#### Entries provided:
- Opening Delimiter -

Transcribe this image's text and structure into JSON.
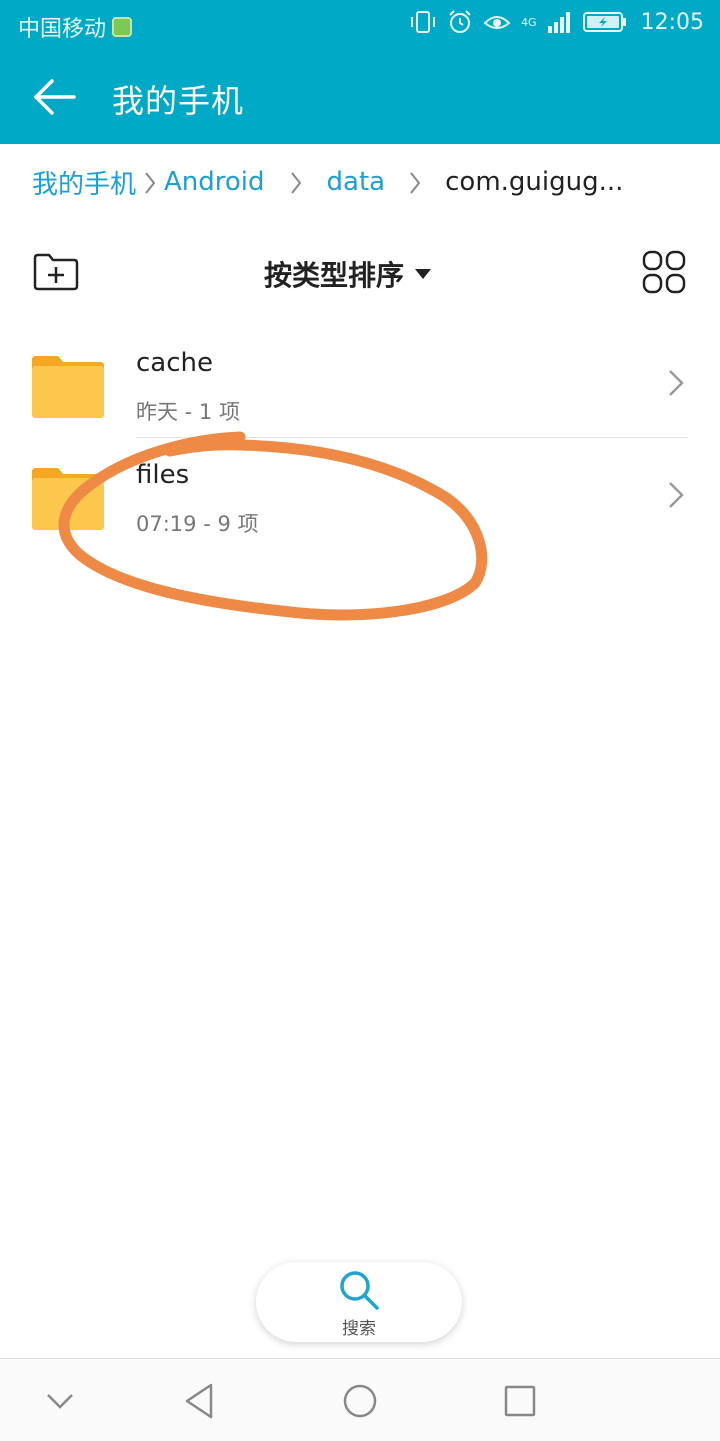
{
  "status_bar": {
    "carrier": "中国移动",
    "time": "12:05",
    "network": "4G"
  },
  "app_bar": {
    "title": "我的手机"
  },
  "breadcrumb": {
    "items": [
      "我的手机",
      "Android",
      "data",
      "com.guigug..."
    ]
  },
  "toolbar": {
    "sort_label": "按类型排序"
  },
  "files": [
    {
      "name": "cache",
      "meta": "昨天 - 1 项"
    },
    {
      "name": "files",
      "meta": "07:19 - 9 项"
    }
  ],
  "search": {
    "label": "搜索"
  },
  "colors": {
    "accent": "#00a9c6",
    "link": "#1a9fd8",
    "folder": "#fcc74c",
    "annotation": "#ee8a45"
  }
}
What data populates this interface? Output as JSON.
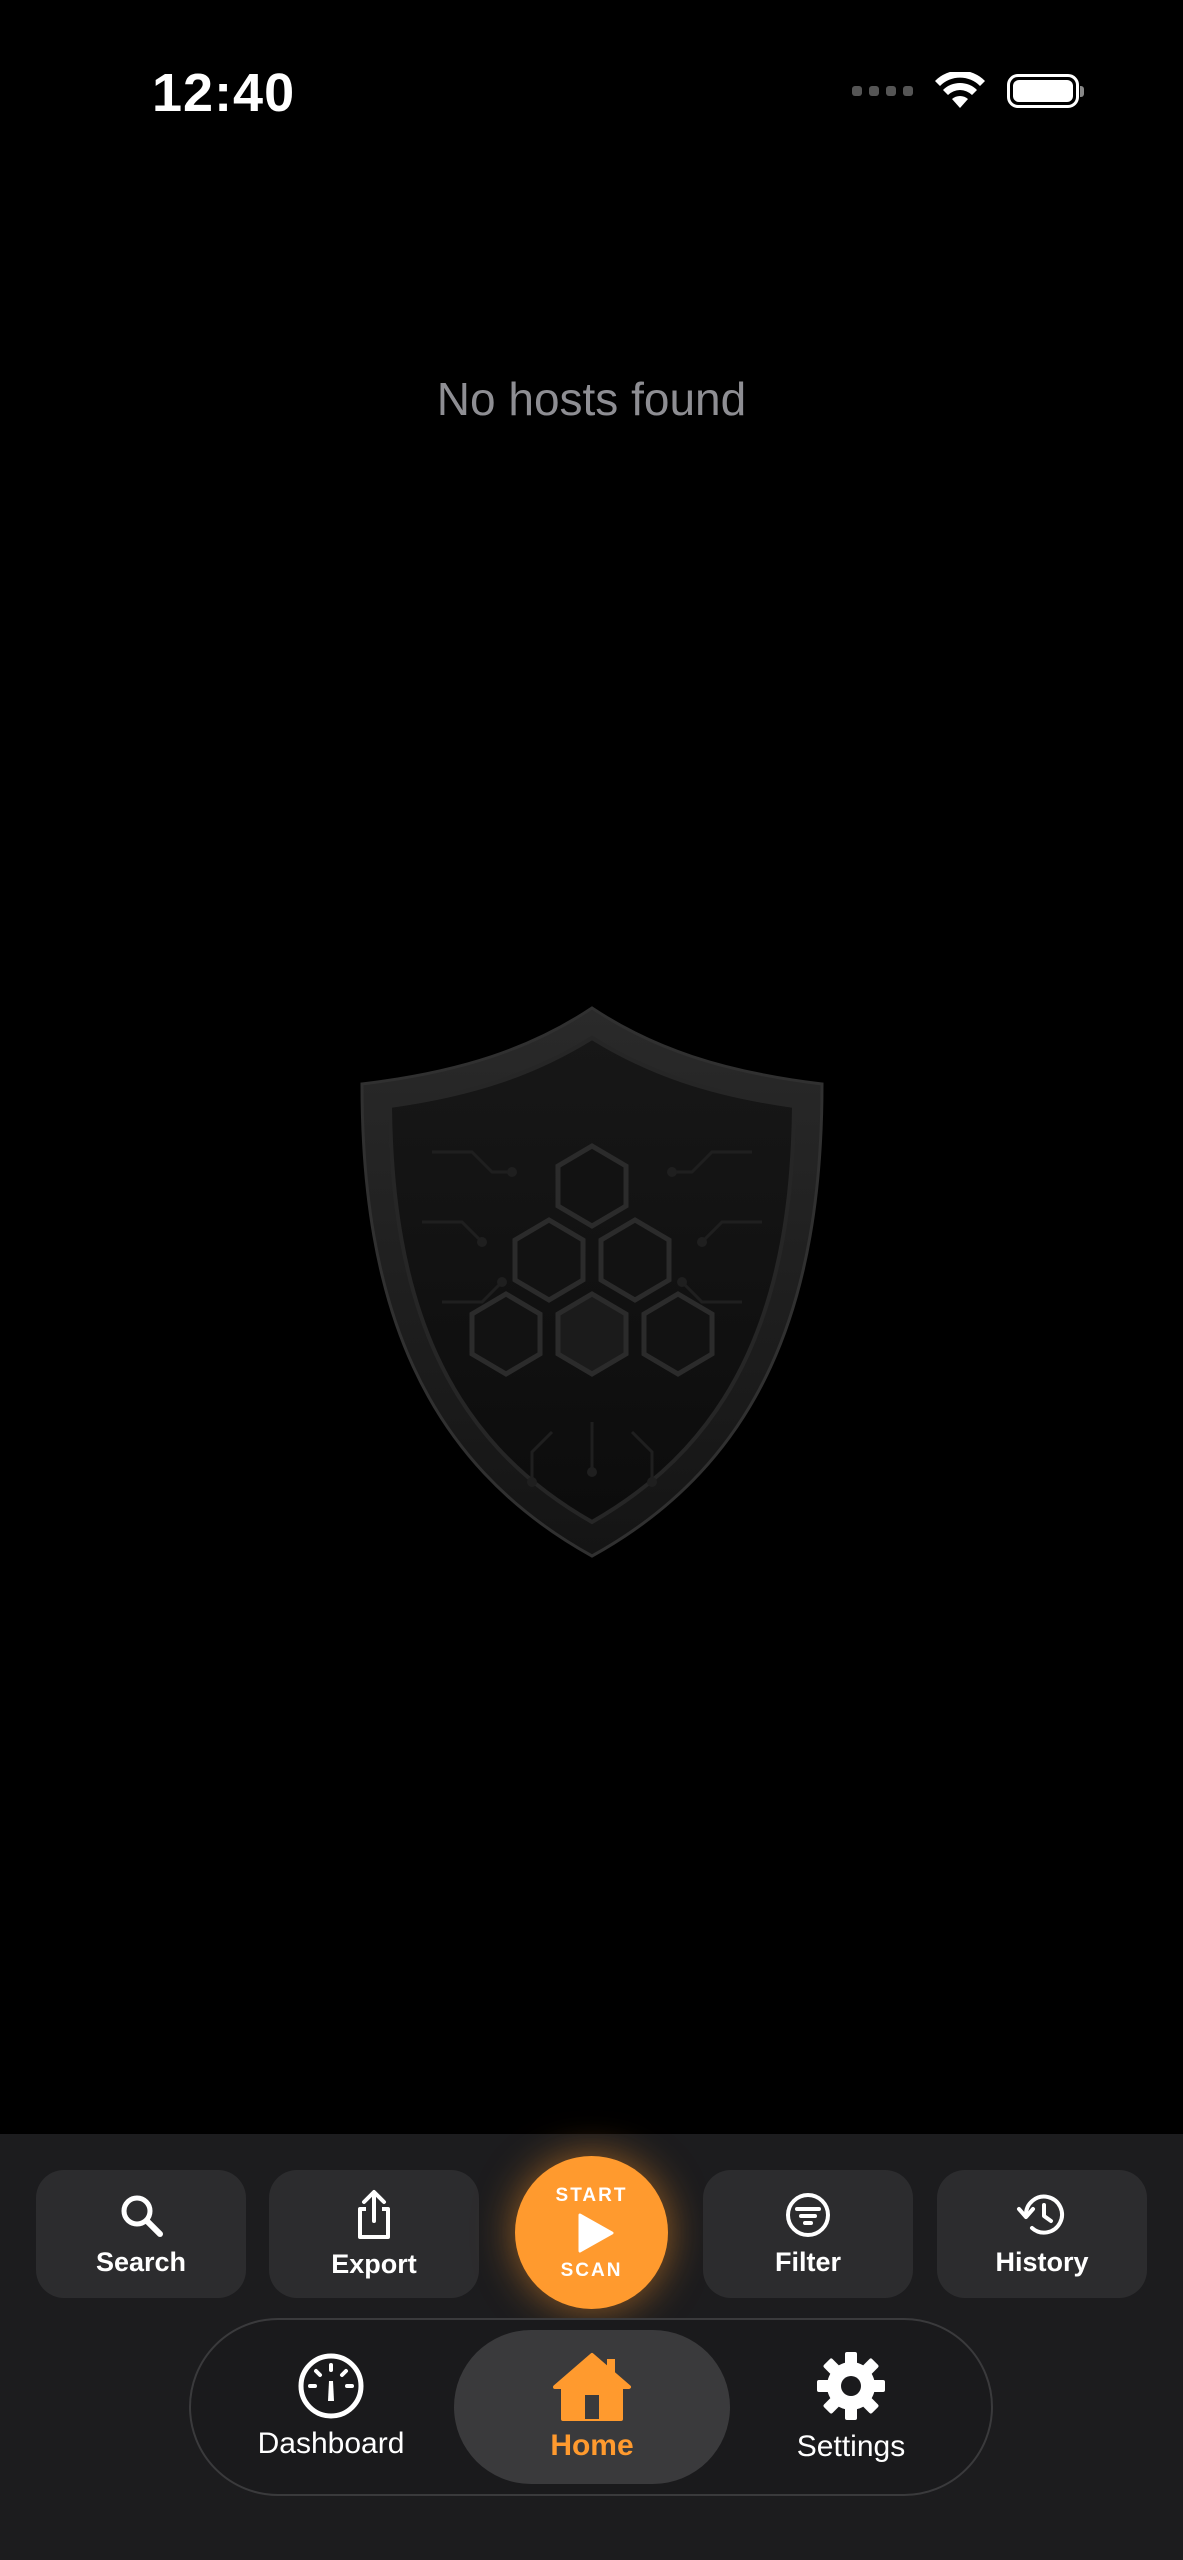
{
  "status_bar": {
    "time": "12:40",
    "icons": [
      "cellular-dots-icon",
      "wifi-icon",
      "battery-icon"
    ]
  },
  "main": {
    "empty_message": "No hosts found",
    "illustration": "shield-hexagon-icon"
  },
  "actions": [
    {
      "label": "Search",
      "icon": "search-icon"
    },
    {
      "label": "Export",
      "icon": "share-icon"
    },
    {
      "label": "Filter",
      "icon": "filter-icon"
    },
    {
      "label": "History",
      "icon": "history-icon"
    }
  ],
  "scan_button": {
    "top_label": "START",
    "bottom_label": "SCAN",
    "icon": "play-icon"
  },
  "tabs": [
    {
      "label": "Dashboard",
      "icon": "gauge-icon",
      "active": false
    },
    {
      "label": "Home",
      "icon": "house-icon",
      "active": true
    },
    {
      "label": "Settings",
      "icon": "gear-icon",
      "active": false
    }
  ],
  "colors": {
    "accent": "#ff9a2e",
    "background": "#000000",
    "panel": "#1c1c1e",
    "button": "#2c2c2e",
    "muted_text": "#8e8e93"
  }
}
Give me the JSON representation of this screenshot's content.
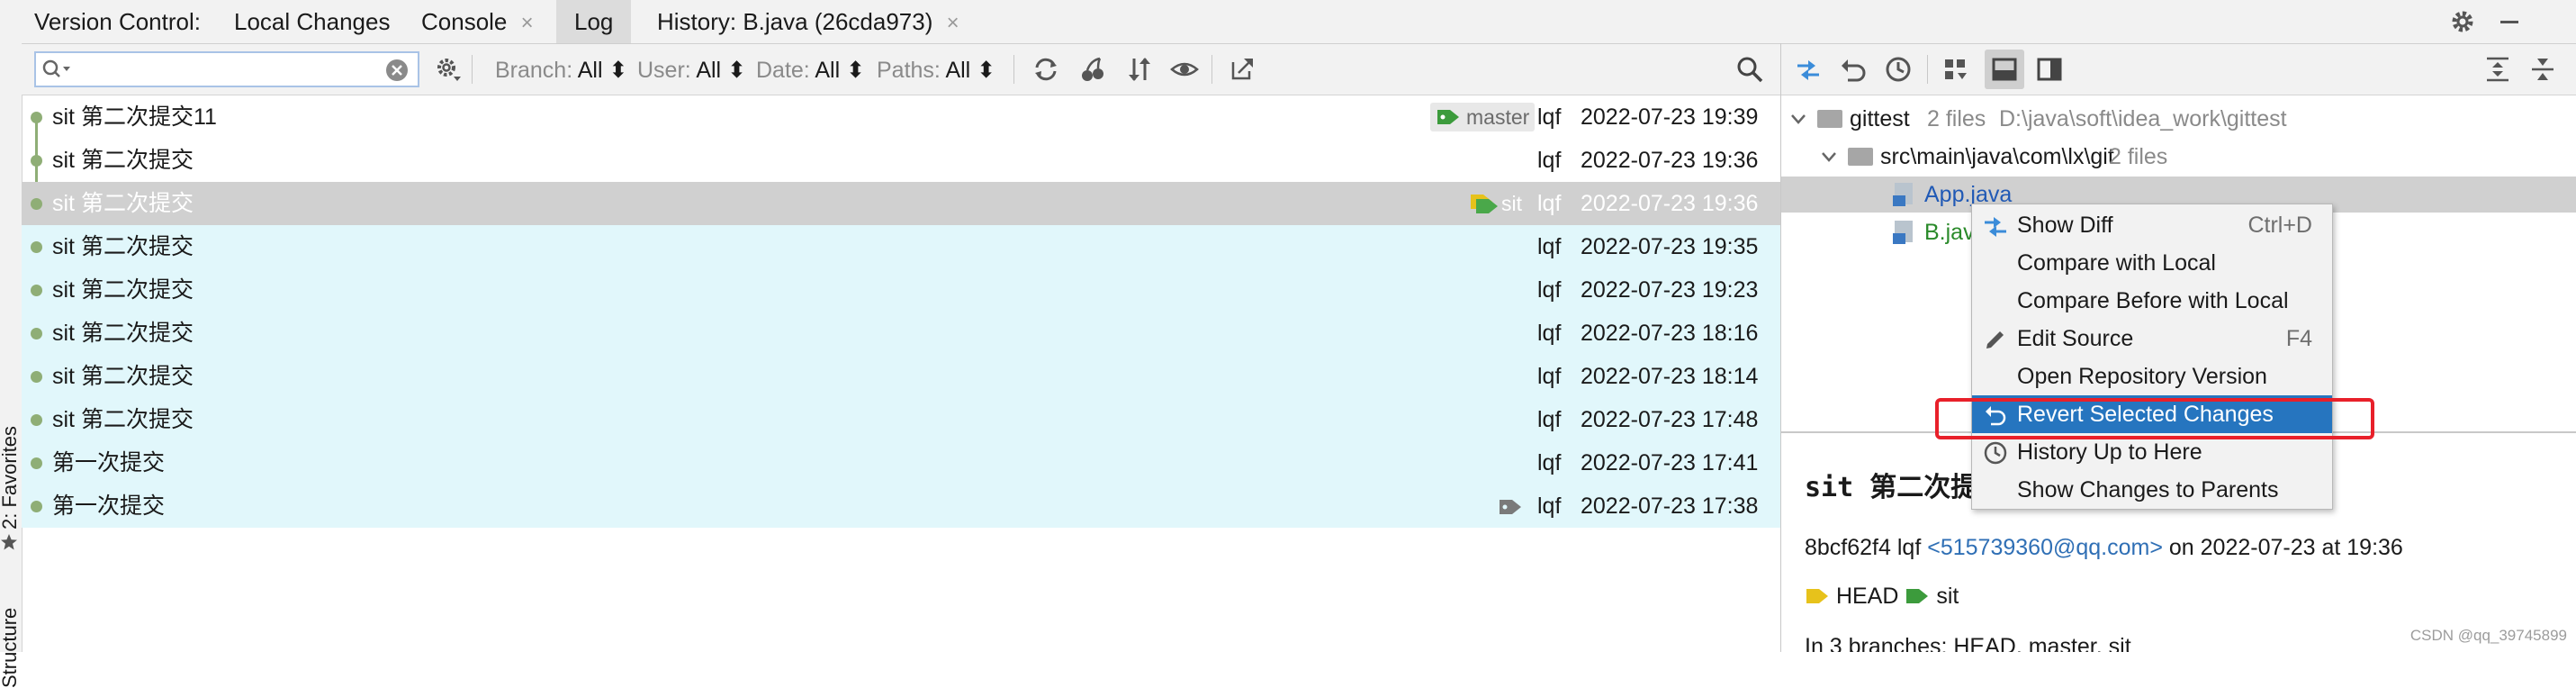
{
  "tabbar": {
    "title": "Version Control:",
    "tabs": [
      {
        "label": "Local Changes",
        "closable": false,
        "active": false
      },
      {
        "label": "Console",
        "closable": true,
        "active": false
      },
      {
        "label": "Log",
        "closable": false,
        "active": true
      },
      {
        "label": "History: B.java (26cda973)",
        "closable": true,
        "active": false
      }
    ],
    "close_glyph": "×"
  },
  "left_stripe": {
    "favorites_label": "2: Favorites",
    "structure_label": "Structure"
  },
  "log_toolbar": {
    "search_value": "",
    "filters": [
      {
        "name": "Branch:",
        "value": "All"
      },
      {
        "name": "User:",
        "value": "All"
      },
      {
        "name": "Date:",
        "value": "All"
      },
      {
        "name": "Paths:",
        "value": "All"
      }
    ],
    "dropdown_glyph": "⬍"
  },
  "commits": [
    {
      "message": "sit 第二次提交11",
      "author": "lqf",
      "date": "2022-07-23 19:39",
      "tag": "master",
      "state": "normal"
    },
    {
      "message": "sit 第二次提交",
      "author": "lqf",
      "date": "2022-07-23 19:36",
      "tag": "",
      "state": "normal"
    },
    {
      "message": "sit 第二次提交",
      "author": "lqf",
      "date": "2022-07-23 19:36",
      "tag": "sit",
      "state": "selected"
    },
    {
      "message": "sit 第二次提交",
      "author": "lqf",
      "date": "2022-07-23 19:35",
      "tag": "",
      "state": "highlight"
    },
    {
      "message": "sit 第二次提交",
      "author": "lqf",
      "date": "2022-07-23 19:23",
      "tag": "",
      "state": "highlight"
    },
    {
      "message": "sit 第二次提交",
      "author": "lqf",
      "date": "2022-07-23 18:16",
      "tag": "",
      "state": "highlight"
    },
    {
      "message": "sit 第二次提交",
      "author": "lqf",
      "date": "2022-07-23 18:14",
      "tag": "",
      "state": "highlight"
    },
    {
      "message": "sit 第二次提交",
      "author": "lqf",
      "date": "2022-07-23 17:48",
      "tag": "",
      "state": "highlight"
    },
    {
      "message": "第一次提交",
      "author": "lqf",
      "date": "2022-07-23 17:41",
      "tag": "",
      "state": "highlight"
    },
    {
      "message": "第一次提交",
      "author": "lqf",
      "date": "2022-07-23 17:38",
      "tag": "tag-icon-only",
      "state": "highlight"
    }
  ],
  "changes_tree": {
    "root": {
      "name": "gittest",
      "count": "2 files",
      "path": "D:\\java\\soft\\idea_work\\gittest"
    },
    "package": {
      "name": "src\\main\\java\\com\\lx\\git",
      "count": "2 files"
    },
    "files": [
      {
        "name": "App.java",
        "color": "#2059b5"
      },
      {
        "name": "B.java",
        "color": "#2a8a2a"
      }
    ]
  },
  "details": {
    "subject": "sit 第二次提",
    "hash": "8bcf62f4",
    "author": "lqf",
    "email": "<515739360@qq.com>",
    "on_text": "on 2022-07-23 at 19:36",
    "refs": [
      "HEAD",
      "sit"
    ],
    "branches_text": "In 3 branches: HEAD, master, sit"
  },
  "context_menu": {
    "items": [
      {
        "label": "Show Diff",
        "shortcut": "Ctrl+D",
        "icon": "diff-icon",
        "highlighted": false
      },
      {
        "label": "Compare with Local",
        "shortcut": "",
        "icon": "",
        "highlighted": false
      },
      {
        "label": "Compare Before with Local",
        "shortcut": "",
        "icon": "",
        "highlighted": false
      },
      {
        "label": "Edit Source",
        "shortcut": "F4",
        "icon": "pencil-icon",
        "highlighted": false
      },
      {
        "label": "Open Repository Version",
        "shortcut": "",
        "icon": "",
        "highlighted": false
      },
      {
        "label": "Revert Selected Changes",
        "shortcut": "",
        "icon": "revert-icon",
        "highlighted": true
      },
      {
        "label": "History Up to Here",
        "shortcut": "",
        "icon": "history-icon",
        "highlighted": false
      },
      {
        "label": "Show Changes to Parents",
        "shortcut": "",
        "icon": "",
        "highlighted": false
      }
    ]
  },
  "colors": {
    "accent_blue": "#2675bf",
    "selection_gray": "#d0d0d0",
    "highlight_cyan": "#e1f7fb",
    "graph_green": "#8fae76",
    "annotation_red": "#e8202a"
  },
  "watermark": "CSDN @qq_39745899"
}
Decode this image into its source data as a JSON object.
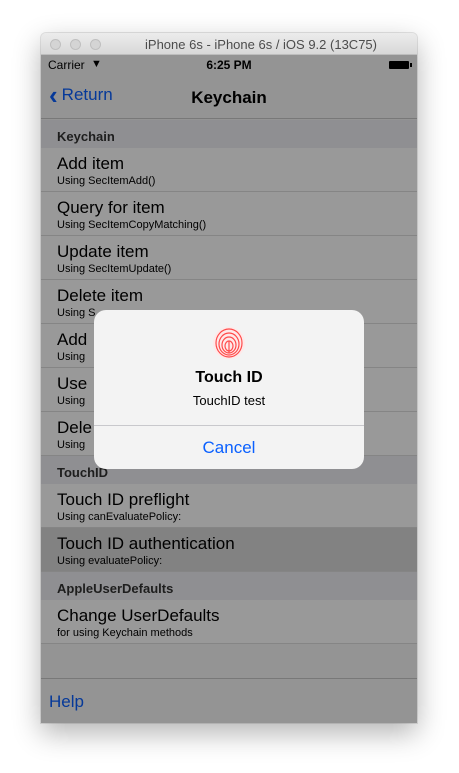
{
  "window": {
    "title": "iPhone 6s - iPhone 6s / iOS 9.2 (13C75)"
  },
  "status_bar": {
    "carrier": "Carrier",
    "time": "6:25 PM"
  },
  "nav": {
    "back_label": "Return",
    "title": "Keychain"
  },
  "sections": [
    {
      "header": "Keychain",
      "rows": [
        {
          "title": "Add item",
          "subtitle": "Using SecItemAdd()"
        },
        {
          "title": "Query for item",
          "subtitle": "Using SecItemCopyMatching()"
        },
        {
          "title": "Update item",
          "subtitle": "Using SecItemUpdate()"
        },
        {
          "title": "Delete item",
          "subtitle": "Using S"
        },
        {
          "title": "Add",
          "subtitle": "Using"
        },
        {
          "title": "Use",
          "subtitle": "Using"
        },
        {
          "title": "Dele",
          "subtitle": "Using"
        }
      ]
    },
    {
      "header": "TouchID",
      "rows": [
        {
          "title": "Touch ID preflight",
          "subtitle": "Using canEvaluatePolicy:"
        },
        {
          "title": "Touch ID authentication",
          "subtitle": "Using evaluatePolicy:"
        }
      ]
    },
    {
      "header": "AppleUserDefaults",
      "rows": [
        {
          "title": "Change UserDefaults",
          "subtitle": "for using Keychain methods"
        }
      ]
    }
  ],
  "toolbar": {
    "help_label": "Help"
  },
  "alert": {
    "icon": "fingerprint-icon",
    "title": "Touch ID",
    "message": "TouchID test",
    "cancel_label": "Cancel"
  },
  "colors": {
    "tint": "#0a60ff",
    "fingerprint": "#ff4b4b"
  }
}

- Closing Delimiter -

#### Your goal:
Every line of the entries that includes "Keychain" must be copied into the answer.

#### Response for this exercise:
    "title": "Keychain"
      "header": "Keychain",
          "subtitle": "for using Keychain methods"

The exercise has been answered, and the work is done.